Islamabad: Pakistan must fight militant groups that threaten Indian, US and Afghan interests, US Secretary of State John Kerry said, and offered $250 million aid for militancy affected people Tuesday.
Visiting Pakistan after going to India over the weekend, Kerry said all terrorist groups should be targeted for the security of the region.
Terror groups like the Tehreek-e-Taliban Pakistan (TTP), Afghan Taliban, the Haqqani network, Lashkar-e-Taiba (Let), and other terrorist groups continue to pose a threat to Pakistan, its neighbours and to the US,” Kerry said during a joint press conference here with Pakistan foreign affairs advisor Sartaj Aziz.
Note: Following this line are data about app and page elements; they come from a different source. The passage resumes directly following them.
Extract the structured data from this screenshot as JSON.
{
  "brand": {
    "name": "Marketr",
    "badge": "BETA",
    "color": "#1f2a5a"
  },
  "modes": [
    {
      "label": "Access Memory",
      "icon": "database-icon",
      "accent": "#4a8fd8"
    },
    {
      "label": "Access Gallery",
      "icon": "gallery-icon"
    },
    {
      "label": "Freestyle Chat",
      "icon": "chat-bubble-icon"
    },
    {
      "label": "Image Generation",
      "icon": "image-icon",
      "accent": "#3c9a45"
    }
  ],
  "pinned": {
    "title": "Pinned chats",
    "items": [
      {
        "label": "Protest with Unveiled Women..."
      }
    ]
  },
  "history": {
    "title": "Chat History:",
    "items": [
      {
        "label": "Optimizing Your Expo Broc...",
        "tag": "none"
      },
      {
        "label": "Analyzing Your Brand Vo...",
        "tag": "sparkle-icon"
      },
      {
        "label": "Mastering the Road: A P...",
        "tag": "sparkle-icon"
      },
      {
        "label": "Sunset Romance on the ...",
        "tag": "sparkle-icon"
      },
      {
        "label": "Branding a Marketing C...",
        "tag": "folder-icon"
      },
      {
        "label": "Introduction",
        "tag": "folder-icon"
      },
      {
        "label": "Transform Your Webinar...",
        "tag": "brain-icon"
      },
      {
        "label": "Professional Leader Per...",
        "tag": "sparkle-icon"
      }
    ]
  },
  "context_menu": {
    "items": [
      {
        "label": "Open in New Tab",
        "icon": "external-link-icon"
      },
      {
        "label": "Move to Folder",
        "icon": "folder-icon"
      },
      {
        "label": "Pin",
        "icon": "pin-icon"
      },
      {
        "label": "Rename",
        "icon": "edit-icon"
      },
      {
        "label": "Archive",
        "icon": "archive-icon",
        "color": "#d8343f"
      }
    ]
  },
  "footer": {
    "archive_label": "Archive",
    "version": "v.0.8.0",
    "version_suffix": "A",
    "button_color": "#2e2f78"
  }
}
While listing some of the most feared terrorist groups, he said “all of us have a responsibility to ensure that these terrorist groups do not gain a foothold but rather are pushed back into the recesses of (Pakistan’s) memory.”
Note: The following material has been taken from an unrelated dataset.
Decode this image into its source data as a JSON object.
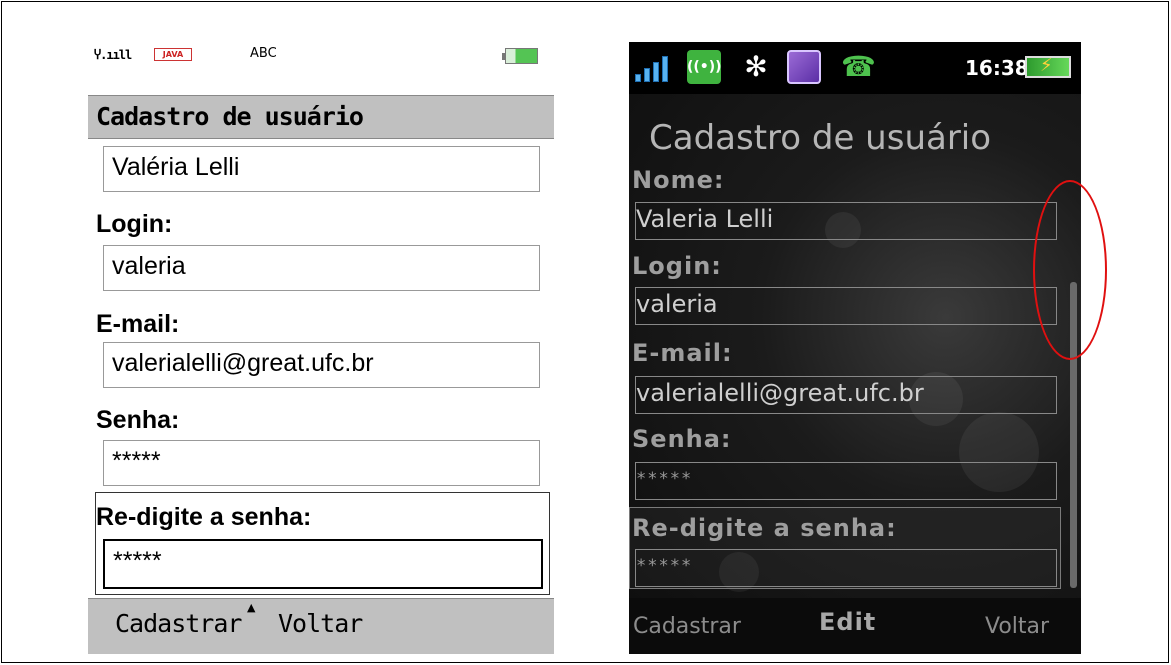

Most US-led forces in neighbouring Afghanistan officially completed their combat mission last month, prompting concerns about the stability of the region where insurgents have been increasingly aggressive in the past months.
Following the Dec 16 Taliban attack on the Peshawar Army School in which over 140 students and teachers were killed, Pakistan promised to stop differentiating between “good” and “bad” militants and to step up operations against their hideouts on the Afghan border.
Kerry expressed appreciation for the sacrifices of Pakistan’s military personnel and civilians in the fight against terrorism and extremism and commended Pakistan’s resolve and the steps being taken to tackle terrorism in a comprehensive and robust manner.
Kerry said Washington, which has spent billions of dollars on military aid to Pakistan will help it to fight insurgents and would provide an additional $250 million aid in food, shelter and other assistance to help people displaced by the conflict in the tribal areas.
Speaking alongside Kerry, Sartaj Aziz made a plea to the US to keep giving Pakistan money to help rebuild the regions where the Pakistani military has been fighting militant groups. “We expect our defence forces to remain engaged in counter-terrorism operations for some time in the foreseeable future,” Aziz said.
“Continuation of coalition support fund reimbursements is therefore a valuable support that must continue in the interests of both countries”.
Aziz and Kerry reaffirmed their shared commitment to expanding and deepening bilateral economic, trade and investment cooperation. The Economic and Finance Working Group reviewed the progress made in promoting bilateral economic relations in Oct 2014 in Washington.
The US acknowledged the progress made by Pakistan in steadying its economy and advancing the reform agenda defined by Prime Minister Sharif and his government in close cooperation with the International Monetary Fund and other multilateral institutions. Kerry welcomed Pakistan’s efforts to improve its anti-money laundering and counter-terrorism financing framework in cooperation with the Financial Action Task Force (FATF).
Both sides expressed satisfaction at the outcome of the 23rd round of the Defence Consultative Group (DCG) held in Washington December 2014 and committed to areas for future defence cooperation. They noted that the DCG Working Group played a role in strengthening cooperation to support both countries’ security interests. Both sides renewed their mutual commitment to a strong defence relationship.
Kerry and Aziz noted that a peaceful, stable, independent, united and prosperous Afghanistan is vital for peace and stability in the region. Kerry welcomed the renewed and intensified engagement between Pakistan and Afghanistan, including President Ashraf Ghani’s visit to Pakistan.
He encouraged continued dialogue and cooperation between both sides, recognising the importance of cooperation for the stability of Afghanistan, Pakistan and the broader region.
Meanwhile, during the joint press conference, key advisor Aziz said the US being an influential member of the international community could prevail upon India to work with Pakistan for regional peace and economic prosperity.
“The cancellation of foreign secretary-level talks by India, followed by the recent incidents of unprovoked and indiscriminate firing on the Line of Control (LoC) and Working Boundary (International Border) are a source of serious concern to Pakistan,” he said.
“We hope, therefore, that US as an influential member of the international community can prevail upon India to work with Pakistan towards regional peace and economic prosperity.”
Kerry said that Sharif deserved a lot of credit for his leadership in reaching out to his neighbours to develop peace and understanding.
“I can’t emphasise enough that it is profoundly in the interest of Pakistan and India to move their relationship forward,” Kerry said.
“This is the hardest time to work; it means you have to put a lot of time and effort into overcoming historical mistrust, past events and enmities that come from that history.
“We have to create a pact for sustainable peace through dialogue. We applaud the efforts to do so, we encourage both Pakistan and India to re-engage and the US will do whatever it can to try to help in that effort,” Kerry added.
The US is committed to boosting its security and intelligence cooperation with Pakistan, and will continue to stand with Pakistan in its difficult hour, Kerry added.
“Just as we stand with the people of France in its difficult hour, America will continue to stand with the people of Pakistan as they build a future that is free from the threat of violent extremism,” Dawn quoted him as saying at the press conference.